The expected output is every entry below, exact in every character.

START Data supplied

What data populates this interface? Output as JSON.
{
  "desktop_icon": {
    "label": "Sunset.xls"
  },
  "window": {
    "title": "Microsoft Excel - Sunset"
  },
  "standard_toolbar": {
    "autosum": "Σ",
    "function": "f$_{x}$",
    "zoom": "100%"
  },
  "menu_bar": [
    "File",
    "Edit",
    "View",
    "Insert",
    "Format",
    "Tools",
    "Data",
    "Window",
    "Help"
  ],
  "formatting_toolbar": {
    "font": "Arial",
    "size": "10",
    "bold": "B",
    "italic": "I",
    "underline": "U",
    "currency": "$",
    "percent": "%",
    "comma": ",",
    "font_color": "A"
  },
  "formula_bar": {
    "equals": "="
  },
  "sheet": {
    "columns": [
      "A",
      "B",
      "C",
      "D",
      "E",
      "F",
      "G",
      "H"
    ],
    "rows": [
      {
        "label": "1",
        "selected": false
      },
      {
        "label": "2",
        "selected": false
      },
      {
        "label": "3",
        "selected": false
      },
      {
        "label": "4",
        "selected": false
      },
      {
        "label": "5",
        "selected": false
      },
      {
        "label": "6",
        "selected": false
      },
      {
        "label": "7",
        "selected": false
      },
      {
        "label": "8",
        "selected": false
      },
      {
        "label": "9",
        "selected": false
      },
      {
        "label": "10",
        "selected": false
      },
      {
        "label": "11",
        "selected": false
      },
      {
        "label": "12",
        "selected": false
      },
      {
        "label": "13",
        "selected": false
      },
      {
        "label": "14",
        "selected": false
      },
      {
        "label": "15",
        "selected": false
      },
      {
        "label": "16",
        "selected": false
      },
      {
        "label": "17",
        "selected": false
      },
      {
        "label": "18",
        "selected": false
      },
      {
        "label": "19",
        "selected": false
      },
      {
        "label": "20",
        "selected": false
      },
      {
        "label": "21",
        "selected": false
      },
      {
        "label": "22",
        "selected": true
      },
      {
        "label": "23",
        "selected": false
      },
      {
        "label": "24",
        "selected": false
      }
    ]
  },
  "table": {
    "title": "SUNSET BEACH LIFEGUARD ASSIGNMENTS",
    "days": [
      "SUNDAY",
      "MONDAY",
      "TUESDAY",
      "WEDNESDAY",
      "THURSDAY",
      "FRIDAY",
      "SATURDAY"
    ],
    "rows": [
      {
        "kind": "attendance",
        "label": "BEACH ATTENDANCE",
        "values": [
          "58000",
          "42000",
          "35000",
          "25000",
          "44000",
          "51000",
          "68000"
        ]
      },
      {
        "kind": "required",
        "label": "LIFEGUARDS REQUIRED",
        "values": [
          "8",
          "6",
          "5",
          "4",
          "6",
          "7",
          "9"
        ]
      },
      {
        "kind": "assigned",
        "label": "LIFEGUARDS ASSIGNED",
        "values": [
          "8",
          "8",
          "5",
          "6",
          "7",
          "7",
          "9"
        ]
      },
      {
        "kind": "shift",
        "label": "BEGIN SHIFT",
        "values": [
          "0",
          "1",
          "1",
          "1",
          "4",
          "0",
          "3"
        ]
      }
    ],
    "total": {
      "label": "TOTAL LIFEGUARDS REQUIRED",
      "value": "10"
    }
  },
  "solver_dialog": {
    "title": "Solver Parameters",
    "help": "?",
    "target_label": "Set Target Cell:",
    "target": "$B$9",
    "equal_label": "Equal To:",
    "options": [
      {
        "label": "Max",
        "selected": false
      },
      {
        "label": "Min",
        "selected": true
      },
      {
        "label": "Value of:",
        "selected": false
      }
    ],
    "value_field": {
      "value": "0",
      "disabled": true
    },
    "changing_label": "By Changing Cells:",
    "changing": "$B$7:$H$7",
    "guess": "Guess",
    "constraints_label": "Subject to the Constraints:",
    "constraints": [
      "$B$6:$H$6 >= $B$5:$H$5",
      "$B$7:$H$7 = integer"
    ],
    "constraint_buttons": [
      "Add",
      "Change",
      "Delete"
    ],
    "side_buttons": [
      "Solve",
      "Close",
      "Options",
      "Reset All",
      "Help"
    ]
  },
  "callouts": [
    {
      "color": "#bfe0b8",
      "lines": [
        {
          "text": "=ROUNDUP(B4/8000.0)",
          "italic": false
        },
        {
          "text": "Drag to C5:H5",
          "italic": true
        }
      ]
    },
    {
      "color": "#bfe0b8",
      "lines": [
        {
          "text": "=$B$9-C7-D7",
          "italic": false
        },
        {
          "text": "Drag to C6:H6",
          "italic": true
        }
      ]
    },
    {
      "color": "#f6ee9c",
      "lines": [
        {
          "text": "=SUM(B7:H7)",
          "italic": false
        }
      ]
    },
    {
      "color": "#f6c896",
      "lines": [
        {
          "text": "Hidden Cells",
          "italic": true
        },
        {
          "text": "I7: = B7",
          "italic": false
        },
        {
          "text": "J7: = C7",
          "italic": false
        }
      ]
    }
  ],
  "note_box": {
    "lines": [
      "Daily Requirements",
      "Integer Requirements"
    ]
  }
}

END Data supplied

Your response
What data populates this interface? Output as JSON.
{
  "desktop_icon": {
    "label": "Sunset.xls"
  },
  "window": {
    "title": "Microsoft Excel - Sunset"
  },
  "standard_toolbar": {
    "autosum": "Σ",
    "function": "f$_{x}$",
    "zoom": "100%"
  },
  "menu_bar": [
    "File",
    "Edit",
    "View",
    "Insert",
    "Format",
    "Tools",
    "Data",
    "Window",
    "Help"
  ],
  "formatting_toolbar": {
    "font": "Arial",
    "size": "10",
    "bold": "B",
    "italic": "I",
    "underline": "U",
    "currency": "$",
    "percent": "%",
    "comma": ",",
    "font_color": "A"
  },
  "formula_bar": {
    "equals": "="
  },
  "sheet": {
    "columns": [
      "A",
      "B",
      "C",
      "D",
      "E",
      "F",
      "G",
      "H"
    ],
    "rows": [
      {
        "label": "1",
        "selected": false
      },
      {
        "label": "2",
        "selected": false
      },
      {
        "label": "3",
        "selected": false
      },
      {
        "label": "4",
        "selected": false
      },
      {
        "label": "5",
        "selected": false
      },
      {
        "label": "6",
        "selected": false
      },
      {
        "label": "7",
        "selected": false
      },
      {
        "label": "8",
        "selected": false
      },
      {
        "label": "9",
        "selected": false
      },
      {
        "label": "10",
        "selected": false
      },
      {
        "label": "11",
        "selected": false
      },
      {
        "label": "12",
        "selected": false
      },
      {
        "label": "13",
        "selected": false
      },
      {
        "label": "14",
        "selected": false
      },
      {
        "label": "15",
        "selected": false
      },
      {
        "label": "16",
        "selected": false
      },
      {
        "label": "17",
        "selected": false
      },
      {
        "label": "18",
        "selected": false
      },
      {
        "label": "19",
        "selected": false
      },
      {
        "label": "20",
        "selected": false
      },
      {
        "label": "21",
        "selected": false
      },
      {
        "label": "22",
        "selected": true
      },
      {
        "label": "23",
        "selected": false
      },
      {
        "label": "24",
        "selected": false
      }
    ]
  },
  "table": {
    "title": "SUNSET BEACH LIFEGUARD ASSIGNMENTS",
    "days": [
      "SUNDAY",
      "MONDAY",
      "TUESDAY",
      "WEDNESDAY",
      "THURSDAY",
      "FRIDAY",
      "SATURDAY"
    ],
    "rows": [
      {
        "kind": "attendance",
        "label": "BEACH ATTENDANCE",
        "values": [
          "58000",
          "42000",
          "35000",
          "25000",
          "44000",
          "51000",
          "68000"
        ]
      },
      {
        "kind": "required",
        "label": "LIFEGUARDS REQUIRED",
        "values": [
          "8",
          "6",
          "5",
          "4",
          "6",
          "7",
          "9"
        ]
      },
      {
        "kind": "assigned",
        "label": "LIFEGUARDS ASSIGNED",
        "values": [
          "8",
          "8",
          "5",
          "6",
          "7",
          "7",
          "9"
        ]
      },
      {
        "kind": "shift",
        "label": "BEGIN SHIFT",
        "values": [
          "0",
          "1",
          "1",
          "1",
          "4",
          "0",
          "3"
        ]
      }
    ],
    "total": {
      "label": "TOTAL LIFEGUARDS REQUIRED",
      "value": "10"
    }
  },
  "solver_dialog": {
    "title": "Solver Parameters",
    "help": "?",
    "target_label": "Set Target Cell:",
    "target": "$B$9",
    "equal_label": "Equal To:",
    "options": [
      {
        "label": "Max",
        "selected": false
      },
      {
        "label": "Min",
        "selected": true
      },
      {
        "label": "Value of:",
        "selected": false
      }
    ],
    "value_field": {
      "value": "0",
      "disabled": true
    },
    "changing_label": "By Changing Cells:",
    "changing": "$B$7:$H$7",
    "guess": "Guess",
    "constraints_label": "Subject to the Constraints:",
    "constraints": [
      "$B$6:$H$6 >= $B$5:$H$5",
      "$B$7:$H$7 = integer"
    ],
    "constraint_buttons": [
      "Add",
      "Change",
      "Delete"
    ],
    "side_buttons": [
      "Solve",
      "Close",
      "Options",
      "Reset All",
      "Help"
    ]
  },
  "callouts": [
    {
      "color": "#bfe0b8",
      "lines": [
        {
          "text": "=ROUNDUP(B4/8000.0)",
          "italic": false
        },
        {
          "text": "Drag to C5:H5",
          "italic": true
        }
      ]
    },
    {
      "color": "#bfe0b8",
      "lines": [
        {
          "text": "=$B$9-C7-D7",
          "italic": false
        },
        {
          "text": "Drag to C6:H6",
          "italic": true
        }
      ]
    },
    {
      "color": "#f6ee9c",
      "lines": [
        {
          "text": "=SUM(B7:H7)",
          "italic": false
        }
      ]
    },
    {
      "color": "#f6c896",
      "lines": [
        {
          "text": "Hidden Cells",
          "italic": true
        },
        {
          "text": "I7: = B7",
          "italic": false
        },
        {
          "text": "J7: = C7",
          "italic": false
        }
      ]
    }
  ],
  "note_box": {
    "lines": [
      "Daily Requirements",
      "Integer Requirements"
    ]
  }
}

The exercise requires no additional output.